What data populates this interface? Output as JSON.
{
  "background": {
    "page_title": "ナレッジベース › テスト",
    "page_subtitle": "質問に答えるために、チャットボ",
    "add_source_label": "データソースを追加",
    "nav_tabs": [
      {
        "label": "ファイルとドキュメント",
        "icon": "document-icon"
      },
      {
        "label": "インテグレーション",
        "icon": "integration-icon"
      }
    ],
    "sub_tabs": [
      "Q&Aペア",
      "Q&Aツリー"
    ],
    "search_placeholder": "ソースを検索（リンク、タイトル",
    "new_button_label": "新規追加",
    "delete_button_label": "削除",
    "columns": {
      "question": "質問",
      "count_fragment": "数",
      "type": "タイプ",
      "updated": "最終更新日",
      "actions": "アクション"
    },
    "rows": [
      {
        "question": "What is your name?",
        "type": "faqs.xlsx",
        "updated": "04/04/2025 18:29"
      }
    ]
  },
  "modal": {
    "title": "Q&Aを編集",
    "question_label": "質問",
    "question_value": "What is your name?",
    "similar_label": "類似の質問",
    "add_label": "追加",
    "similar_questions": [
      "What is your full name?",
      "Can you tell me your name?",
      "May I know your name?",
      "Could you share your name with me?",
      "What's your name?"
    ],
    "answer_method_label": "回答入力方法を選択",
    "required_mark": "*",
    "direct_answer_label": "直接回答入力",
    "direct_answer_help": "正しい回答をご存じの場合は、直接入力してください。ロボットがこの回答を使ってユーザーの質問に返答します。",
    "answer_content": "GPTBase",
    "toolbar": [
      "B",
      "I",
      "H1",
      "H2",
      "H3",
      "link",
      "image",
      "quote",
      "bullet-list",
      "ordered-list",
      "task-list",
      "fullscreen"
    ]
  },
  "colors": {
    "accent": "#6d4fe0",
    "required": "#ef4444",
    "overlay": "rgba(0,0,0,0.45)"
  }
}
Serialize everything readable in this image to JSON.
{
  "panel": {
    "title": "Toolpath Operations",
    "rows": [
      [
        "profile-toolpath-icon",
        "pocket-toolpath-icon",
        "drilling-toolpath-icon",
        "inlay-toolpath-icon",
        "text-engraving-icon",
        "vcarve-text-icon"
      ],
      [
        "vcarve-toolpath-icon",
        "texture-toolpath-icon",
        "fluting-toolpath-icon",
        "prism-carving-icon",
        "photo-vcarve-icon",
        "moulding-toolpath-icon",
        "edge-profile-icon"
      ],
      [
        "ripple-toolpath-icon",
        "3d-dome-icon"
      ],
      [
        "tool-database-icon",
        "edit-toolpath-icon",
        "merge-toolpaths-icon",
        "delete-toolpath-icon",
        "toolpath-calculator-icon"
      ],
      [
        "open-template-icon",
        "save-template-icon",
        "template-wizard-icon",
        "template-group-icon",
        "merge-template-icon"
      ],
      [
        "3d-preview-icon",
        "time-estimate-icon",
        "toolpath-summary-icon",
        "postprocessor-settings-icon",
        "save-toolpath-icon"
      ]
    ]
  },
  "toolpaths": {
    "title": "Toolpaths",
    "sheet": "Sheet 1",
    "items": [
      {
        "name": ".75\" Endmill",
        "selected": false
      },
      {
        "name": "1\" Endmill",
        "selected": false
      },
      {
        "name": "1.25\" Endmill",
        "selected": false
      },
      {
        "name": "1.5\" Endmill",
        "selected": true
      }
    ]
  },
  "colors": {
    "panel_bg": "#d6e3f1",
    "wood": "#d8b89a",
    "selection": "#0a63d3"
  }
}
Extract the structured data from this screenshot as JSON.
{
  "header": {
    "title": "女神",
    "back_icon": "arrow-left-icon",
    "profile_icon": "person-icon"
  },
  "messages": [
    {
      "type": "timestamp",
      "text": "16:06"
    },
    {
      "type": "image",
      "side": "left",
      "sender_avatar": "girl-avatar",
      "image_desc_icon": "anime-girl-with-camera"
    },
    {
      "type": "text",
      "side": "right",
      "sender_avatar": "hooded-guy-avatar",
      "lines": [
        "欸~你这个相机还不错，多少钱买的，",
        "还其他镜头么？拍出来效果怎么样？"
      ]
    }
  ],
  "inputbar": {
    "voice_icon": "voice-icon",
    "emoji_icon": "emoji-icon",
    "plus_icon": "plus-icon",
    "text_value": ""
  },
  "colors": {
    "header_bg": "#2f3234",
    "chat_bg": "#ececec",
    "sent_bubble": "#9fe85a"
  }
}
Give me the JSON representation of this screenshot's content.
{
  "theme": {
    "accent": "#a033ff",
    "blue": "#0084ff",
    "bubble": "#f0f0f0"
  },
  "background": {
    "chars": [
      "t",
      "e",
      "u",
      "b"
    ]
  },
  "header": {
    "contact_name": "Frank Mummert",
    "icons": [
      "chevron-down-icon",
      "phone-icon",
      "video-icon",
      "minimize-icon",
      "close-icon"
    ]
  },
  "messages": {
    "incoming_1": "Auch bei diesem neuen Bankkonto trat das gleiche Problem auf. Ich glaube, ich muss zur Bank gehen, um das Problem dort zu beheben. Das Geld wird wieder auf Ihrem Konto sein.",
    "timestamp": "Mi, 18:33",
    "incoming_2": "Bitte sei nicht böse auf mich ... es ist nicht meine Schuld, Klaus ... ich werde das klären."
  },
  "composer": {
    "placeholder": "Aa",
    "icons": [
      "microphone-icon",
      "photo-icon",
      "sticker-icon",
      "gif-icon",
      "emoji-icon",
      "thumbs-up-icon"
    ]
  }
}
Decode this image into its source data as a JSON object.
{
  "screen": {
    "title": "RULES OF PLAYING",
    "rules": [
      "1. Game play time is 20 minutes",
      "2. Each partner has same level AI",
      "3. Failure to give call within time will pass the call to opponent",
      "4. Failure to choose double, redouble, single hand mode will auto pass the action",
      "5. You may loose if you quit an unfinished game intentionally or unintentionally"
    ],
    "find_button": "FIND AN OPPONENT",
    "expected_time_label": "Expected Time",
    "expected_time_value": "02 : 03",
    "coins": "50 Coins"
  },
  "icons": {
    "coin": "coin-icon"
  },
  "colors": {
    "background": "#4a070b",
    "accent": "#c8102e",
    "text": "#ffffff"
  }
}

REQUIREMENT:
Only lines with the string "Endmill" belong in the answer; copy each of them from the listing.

WORKED SOLUTION:
        "name": ".75\" Endmill",
        "name": "1\" Endmill",
        "name": "1.25\" Endmill",
        "name": "1.5\" Endmill",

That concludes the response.